(Editor’s note: You can find more veterinarian resources on Merck’s vetwellbeing.com.)
Episode 85 Podcast Highlights
“EIA and piroplasmosis—these are diseases we learn about in vet school,” said Schneider. “EIA is here, and piroplasmosis is a foreign animal disease that we don’t want.”
Schneider said she didn’t realize the huge problem that bush track racing and illegal importation of horses posed on the U.S. horse industry. “There is widespread, unsanctioned racing,” she noted.
“There are a lot more horses crossing illegally from Mexico,” said podcast guest Dr. Angela Pelzel-McCluskey. “Those horses are coming from a lot of different countries in South American and Europe.” Countries where EIA and piroplasmosis are endemic. There is a significant population of USEF horses with piroplasmosis.\ Those horses can be hunter/jumpers, dressage competitors or jumpers.”
Schneider said veterinarians need to recognize that natural an iatrogenic transmission of these diseases are occurring with these illegally imported racehorses. Warmblood-type horses that come from known piroplasmosis-affected countries in Europe are being imported illegally through Mexico to avoid long and costly testing and treatment.
Veterinarians also need to be aware of “second-career” racehorses showing up in their practices. It’s also possible that a warmblood was imported illegally in the past and current owners don’t know that.
That’s why Schneider said testing for EIA and piroplasmosis is so important.
Episode 86 Podcast Highlights

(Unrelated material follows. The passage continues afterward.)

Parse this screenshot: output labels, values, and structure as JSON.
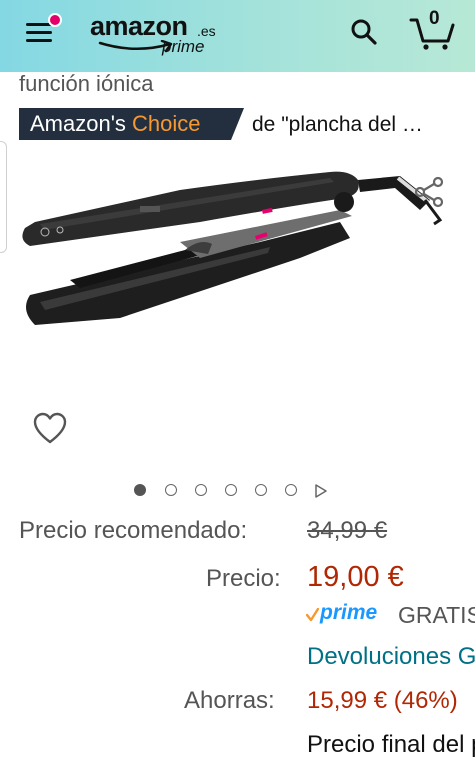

Schneider said Dr. Emily Schaefer gave her own step-by-step process for an equine neurologic exam in this podcast. “She described nose-to-tail what she does and what’s abnormal,” she said.

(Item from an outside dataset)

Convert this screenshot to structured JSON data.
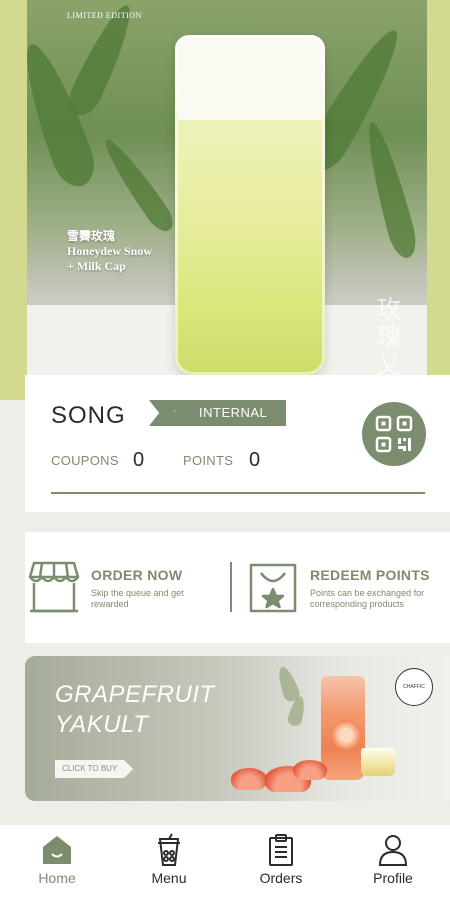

Schneider reminded veterinarians that a neurologic exam is a subjective test. She said veterinarians worry about “missing something” in those exams.

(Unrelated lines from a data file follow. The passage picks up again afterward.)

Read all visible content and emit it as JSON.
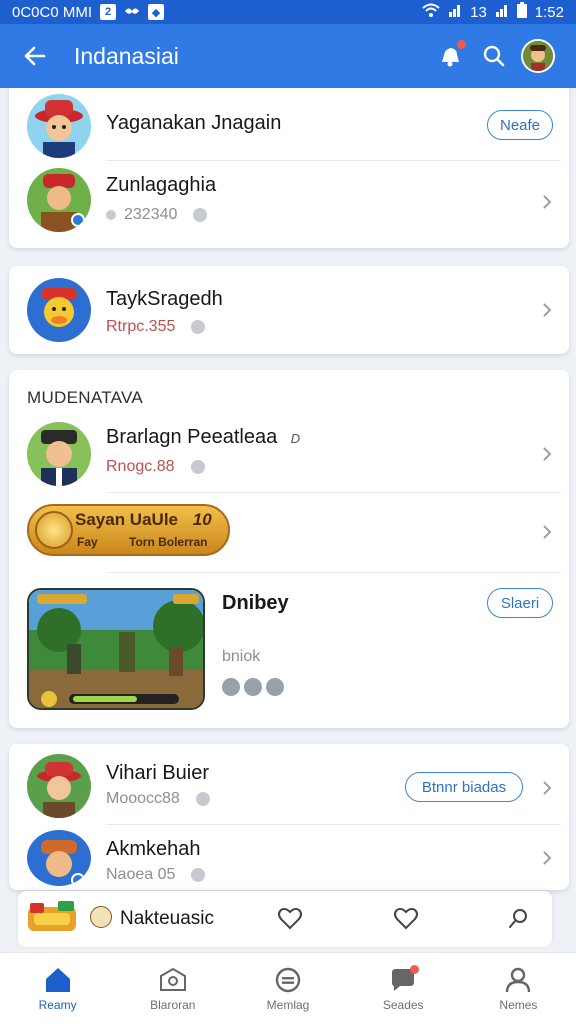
{
  "status_bar": {
    "left_text": "0C0C0 MMI",
    "box_a": "2",
    "time": "1:52",
    "right_text": "13"
  },
  "app_bar": {
    "title": "Indanasiai",
    "colors": {
      "bar": "#2f7ae5",
      "status": "#1e5fcf"
    }
  },
  "card1": {
    "rows": [
      {
        "name": "Yaganakan Jnagain",
        "button": "Neafe"
      },
      {
        "name": "Zunlagaghia",
        "sub": "232340"
      }
    ]
  },
  "card2": {
    "rows": [
      {
        "name": "TaykSragedh",
        "sub": "Rtrpc.355"
      }
    ]
  },
  "card3": {
    "section_title": "MUDENATAVA",
    "row1": {
      "name": "Brarlagn Peeatleaa",
      "mark": "D",
      "sub": "Rnogc.88"
    },
    "banner": {
      "title": "Sayan UaUle",
      "number": "10",
      "line_a": "Fay",
      "line_b": "Torn Bolerran"
    },
    "game": {
      "title": "Dnibey",
      "sub": "bniok",
      "button": "Slaeri"
    }
  },
  "card4": {
    "rows": [
      {
        "name": "Vihari Buier",
        "sub": "Mooocc88",
        "button": "Btnnr biadas"
      },
      {
        "name": "Akmkehah",
        "sub": "Naoea 05"
      }
    ]
  },
  "mini_strip": {
    "label": "Nakteuasic"
  },
  "bottom_nav": {
    "items": [
      {
        "label": "Reamy",
        "icon": "home-icon",
        "active": true
      },
      {
        "label": "Blaroran",
        "icon": "inbox-icon",
        "active": false
      },
      {
        "label": "Memlag",
        "icon": "chat-circle-icon",
        "active": false
      },
      {
        "label": "Seades",
        "icon": "message-bubble-icon",
        "active": false
      },
      {
        "label": "Nemes",
        "icon": "profile-icon",
        "active": false
      }
    ]
  }
}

(Editor’s note: At the time of this writing, multiple horses had been made ill or had died from a possible botulism outbreak linked back to hay cubed. Just a reminder that there are many causes of neurologic clinical signs.)
Episode 92 Podcast Highlights
“Most vets have the majority of their caseloads as horses,” said Schneider. That made this podcast even more important for the veterinarian who has the occasional exposure to mules and donkeys in practice.
Schneider said she thought Dr. Amy McLean did a great job of describing how mules and donkeys are different from horses, and each other…”especially in behavior.” Schneider said the first meeting with a donkey or especially a mule can make or break how the rest of the interactions go between the veterinarian and the animal.
In the podcast McLean said, ““Mules are different, and donkeys are even more different. Their behavior is different from a horse. A horse is more forgiving. Donkeys and mules are more cognitive…that’s been proven by research. They are extremely cautious. They seem to ask, ‘Why do I need to do this?’ So you have to work with them and not try to be dominate”
Episode 96 Podcast Highlights
Schneider said Dr. Knottenbelt provided a wealth of knowledge in this podcast on equine sarcoids. “He has so much experience working with a tough disease,” she said. “And he’s the premiere expert on sarcoids.”
Schneider said on forums where veterinarians talk to other veterinarians, the topic of sarcoids comes up often.
“We’ve all had bad experiences with sarcoids,” she said. “No one treatment will take care of them all.”
Schneider reminded the audience that sarcoids are cancer.
About Dr. Chrissy Schneider
Chrissy Schneider, DVM, DABVP (Equine), left private practice to join Merck Animal Health as an Equine Professional Services Veterinarian. Dr. Schneider graduated from The Ohio State University’s College of Veterinary Medicine in 2009, then completed an internship at Wisconsin Equine. She returned to Ohio State for a combined residency/Master’s program, and in 2013 she earned her Master’s degree in Veterinary Science and became a Diplomate of the American Board of Veterinary Practitioners, specializing in Equine Practice. She then joined Bella Vista Equine, a private practice in the Columbus, Ohio, area, where her primary interests and duties included managing their Preventive Care and Wellness Program.